  • Enterprising
  • Enterprising occupations frequently involve starting up and carrying out projects. These occupations can involve leading people and making many decisions. Sometimes they require risk taking and often deal with business.
  • Second Interest High-Point
  • Secondary-Cutoff/Rank Descriptiveness
  • Realistic
  • Realistic occupations frequently involve work activities that include practical, hands-on problems and solutions. They often deal with plants, animals, and real-world materials like wood, tools, and machinery.
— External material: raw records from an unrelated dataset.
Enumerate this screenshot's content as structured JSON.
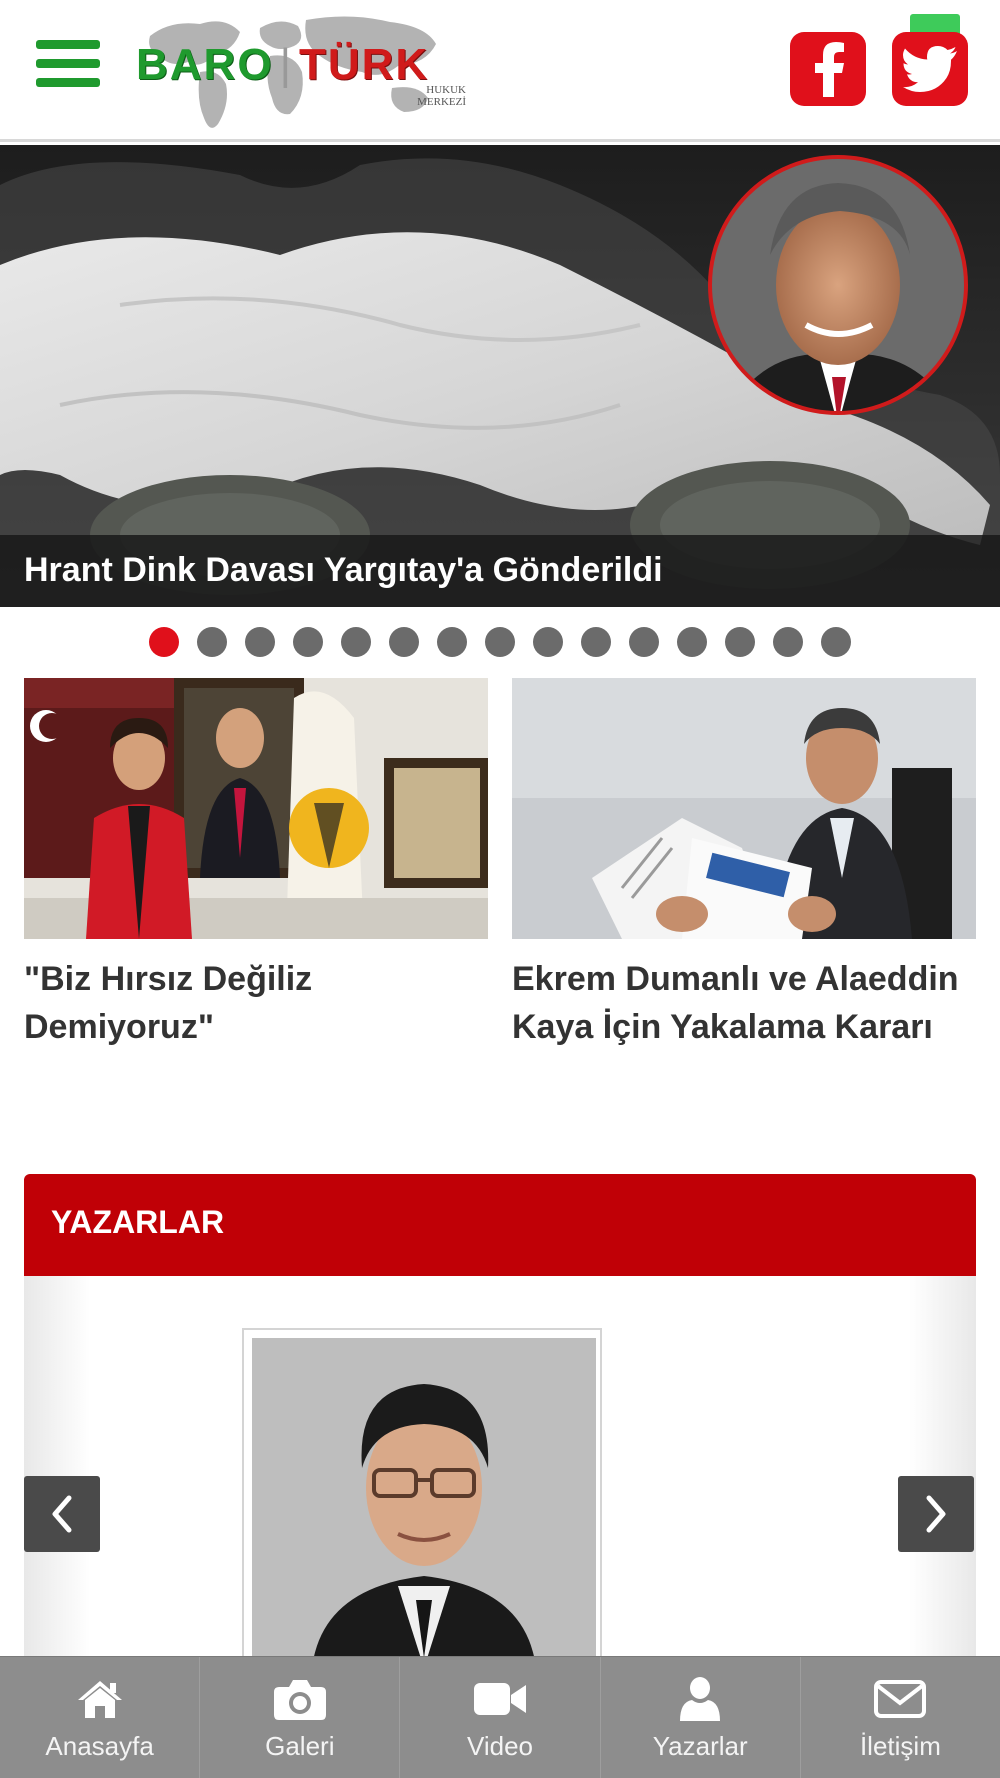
{
  "header": {
    "logo_left": "BARO",
    "logo_right": "TÜRK",
    "logo_sub_1": "HUKUK",
    "logo_sub_2": "MERKEZİ",
    "menu_icon": "hamburger-menu-icon",
    "social": [
      {
        "name": "facebook",
        "icon": "facebook-icon",
        "color": "#e0101b"
      },
      {
        "name": "twitter",
        "icon": "twitter-icon",
        "color": "#e0101b"
      }
    ]
  },
  "slider": {
    "headline": "Hrant Dink Davası Yargıtay'a Gönderildi",
    "dot_count": 15,
    "active_dot": 1
  },
  "news": [
    {
      "title": "\"Biz Hırsız Değiliz Demiyoruz\""
    },
    {
      "title": "Ekrem Dumanlı ve Alaeddin Kaya İçin Yakalama Kararı"
    }
  ],
  "authors": {
    "section_title": "YAZARLAR",
    "prev_icon": "chevron-left-icon",
    "next_icon": "chevron-right-icon"
  },
  "bottom_nav": [
    {
      "label": "Anasayfa",
      "icon": "home-icon"
    },
    {
      "label": "Galeri",
      "icon": "camera-icon"
    },
    {
      "label": "Video",
      "icon": "video-camera-icon"
    },
    {
      "label": "Yazarlar",
      "icon": "user-icon"
    },
    {
      "label": "İletişim",
      "icon": "envelope-icon"
    }
  ],
  "colors": {
    "brand_green": "#1f9a2e",
    "brand_red": "#c00006",
    "social_red": "#e0101b",
    "nav_gray": "#8d8d8d"
  }
}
Many of the occupations require working outside, and do not involve a lot of paperwork or working closely with others.

Work Styles

  • Concern for Others
  • Job requires being sensitive to others' needs and feelings and being understanding and helpful on the job.
  • Integrity
  • Job requires being honest and ethical.
  • Dependability
  • Job requires being reliable, responsible, and dependable, and fulfilling obligations.
  • Attention to Detail
  • Job requires being careful about detail and thorough in completing work tasks.
  • Self Control
  • Job requires maintaining composure, keeping emotions in check, controlling anger, and avoiding aggressive behavior, even in very difficult situations.
  • Cooperation
  • Job requires being pleasant with others on the job and displaying a good-natured, cooperative attitude.
  • Social Orientation
  • Job requires preferring to work with others rather than alone, and being personally connected with others on the job.
  • Stress Tolerance
  • Job requires accepting criticism and dealing calmly and effectively with high stress situations.
  • Analytical Thinking
  • Job requires analyzing information and using logic to address work-related issues and problems.
  • Initiative
  • Job requires a willingness to take on responsibilities and challenges.